Posted In: Corporate & Finance, Due Diligence, M&A Transactions, Virtual Data Room |
Comments: | Tags: virtual data rooms, data room provider, due diligence, online data room, deal rooms, online documents, finance, deal lifecycle, unlimited use, large projects, m&a transactions, m&a
As discussed last week, the unencrypted email systems used by most law firms are inherently insecure and place confidential client data at risk.
However, there are secure alternatives to email, using cloud computing products, like Firmex online document workspace, that incorporate some form of encrypted client communication into their platforms. These cloud computing platforms provide lawyers with a ready-made solution to the problem of unencrypted, insecure email.
There are a number of products available that allow attorneys to securely exchange large volumes of confidential documents and information with opposing counsel, clients and others. For example, law firms can use secure virtual data rooms such as those provided by Firmex, to collaborate and communicate with other users, manage online due diligence, exchange closing drafts, create digital record books, share litigation documents, and secure client access to important files.
Posted In: Cloud Computing, Due Diligence, Legal, SaaS, Virtual Data Room |
Comments: | Tags: cloud computing, legal technology, virtual data rooms, saas, legal, data room provider, due diligence, online data room, online documents
Ad agencies and design firms, as creative shops, have always used the design of their spaces to inspire their employees to creative heights. But, really, it’s in every business owner’s interest, no matter what industry, to build an employee environment that invites creativity and productivity.
Firmex’s software engineers, busily developing hyper-secure code that drives millions of mission-critical documents that are accessed by 10,000s of users every month, should be treated to a space that is as dynamic as their work in the SaaS industry. Also, a large portion of our business as a data room provider is devoted to making our clients happy, with an in-house client services staff working 24/7 to help people with transactions valued in the billions of dollars every month. Happy employees mean happy customers, and a happy employee begins with a great work environment - that’s why I decided to design a new office that was both practical and aesthetically pleasing.

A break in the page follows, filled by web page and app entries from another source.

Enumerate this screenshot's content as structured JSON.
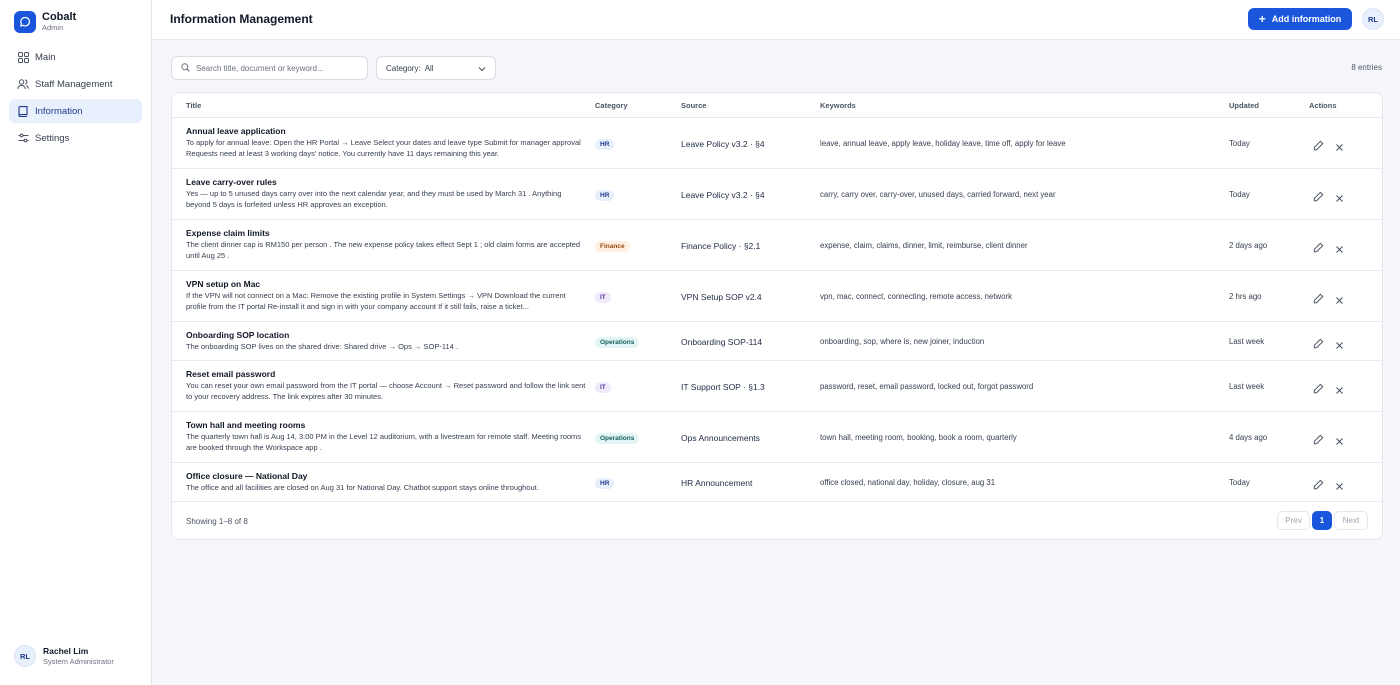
{
  "brand": {
    "name": "Cobalt",
    "role": "Admin",
    "logo_icon": "chat-bubble-icon",
    "color": "#1a56db"
  },
  "sidebar": {
    "items": [
      {
        "label": "Main",
        "icon": "grid-icon",
        "active": false
      },
      {
        "label": "Staff Management",
        "icon": "users-icon",
        "active": false
      },
      {
        "label": "Information",
        "icon": "book-icon",
        "active": true
      },
      {
        "label": "Settings",
        "icon": "sliders-icon",
        "active": false
      }
    ]
  },
  "user": {
    "initials": "RL",
    "name": "Rachel Lim",
    "role": "System Administrator"
  },
  "header": {
    "title": "Information Management",
    "add_label": "Add information",
    "avatar_initials": "RL"
  },
  "toolbar": {
    "search_placeholder": "Search title, document or keyword...",
    "category_label": "Category:",
    "category_value": "All",
    "entries": "8 entries"
  },
  "table": {
    "columns": {
      "title": "Title",
      "category": "Category",
      "source": "Source",
      "keywords": "Keywords",
      "updated": "Updated",
      "actions": "Actions"
    },
    "rows": [
      {
        "title": "Annual leave application",
        "desc": "To apply for annual leave: Open the HR Portal → Leave Select your dates and leave type Submit for manager approval Requests need at least 3 working days' notice. You currently have 11 days remaining this year.",
        "category": "HR",
        "source": "Leave Policy v3.2 · §4",
        "keywords": "leave, annual leave, apply leave, holiday leave, time off, apply for leave",
        "updated": "Today"
      },
      {
        "title": "Leave carry-over rules",
        "desc": "Yes — up to 5 unused days carry over into the next calendar year, and they must be used by March 31 . Anything beyond 5 days is forfeited unless HR approves an exception.",
        "category": "HR",
        "source": "Leave Policy v3.2 · §4",
        "keywords": "carry, carry over, carry-over, unused days, carried forward, next year",
        "updated": "Today"
      },
      {
        "title": "Expense claim limits",
        "desc": "The client dinner cap is RM150 per person . The new expense policy takes effect Sept 1 ; old claim forms are accepted until Aug 25 .",
        "category": "Finance",
        "source": "Finance Policy · §2.1",
        "keywords": "expense, claim, claims, dinner, limit, reimburse, client dinner",
        "updated": "2 days ago"
      },
      {
        "title": "VPN setup on Mac",
        "desc": "If the VPN will not connect on a Mac: Remove the existing profile in System Settings → VPN Download the current profile from the IT portal Re-install it and sign in with your company account If it still fails, raise a ticket...",
        "category": "IT",
        "source": "VPN Setup SOP v2.4",
        "keywords": "vpn, mac, connect, connecting, remote access, network",
        "updated": "2 hrs ago"
      },
      {
        "title": "Onboarding SOP location",
        "desc": "The onboarding SOP lives on the shared drive: Shared drive → Ops → SOP-114 .",
        "category": "Operations",
        "source": "Onboarding SOP-114",
        "keywords": "onboarding, sop, where is, new joiner, induction",
        "updated": "Last week"
      },
      {
        "title": "Reset email password",
        "desc": "You can reset your own email password from the IT portal — choose Account → Reset password and follow the link sent to your recovery address. The link expires after 30 minutes.",
        "category": "IT",
        "source": "IT Support SOP · §1.3",
        "keywords": "password, reset, email password, locked out, forgot password",
        "updated": "Last week"
      },
      {
        "title": "Town hall and meeting rooms",
        "desc": "The quarterly town hall is Aug 14, 3:00 PM in the Level 12 auditorium, with a livestream for remote staff. Meeting rooms are booked through the Workspace app .",
        "category": "Operations",
        "source": "Ops Announcements",
        "keywords": "town hall, meeting room, booking, book a room, quarterly",
        "updated": "4 days ago"
      },
      {
        "title": "Office closure — National Day",
        "desc": "The office and all facilities are closed on Aug 31 for National Day. Chatbot support stays online throughout.",
        "category": "HR",
        "source": "HR Announcement",
        "keywords": "office closed, national day, holiday, closure, aug 31",
        "updated": "Today"
      }
    ]
  },
  "pagination": {
    "showing": "Showing 1–8 of 8",
    "prev": "Prev",
    "current": "1",
    "next": "Next"
  }
}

Although I had a brief two months to complete the project with my designer, I knew what I wanted: a simple space, full of natural light, that wouldn’t be overdesigned to the point of distraction. I wanted the new space to act as a simple canvas for expression. The space itself was inspiring – great views, high ceilings and columns that reminded me of the Frank Lloyd Wright-designed SC Johnson building.
Firmex is in the business of providing M&A advisors, lawyers and corporate executive staff a secure online data room for sharing critical operational, legal and financial documents with 3rd parties. Not surprisingly, as the company's CEO, I run into resistance from senior partners and executives about putting critical and highly confidential company information on the Internet. They are worried that it’s “not safe.”
Meanwhile around the advisors’ offices are file folders of confidential documents on shelves, on chairs, organized in piles on the floor! Somehow they are ‘safer’ scattered around an unlocked office. Recently, a group of lawyers were convicted for trading insider information which was gleaned from picking through other lawyers’ client documents. Below is an excerpt from the story:
First at Sullivan & Cromwell in the United States and later at Dorsey & Whitney in Toronto, Mr. Cornblum used a practice he called "spelunking" to gather information, which involved showing up at work in the early hours of the morning and wandering the halls and offices of other lawyers in search of documents inadvertently left on desks and in photocopiers. [Read More]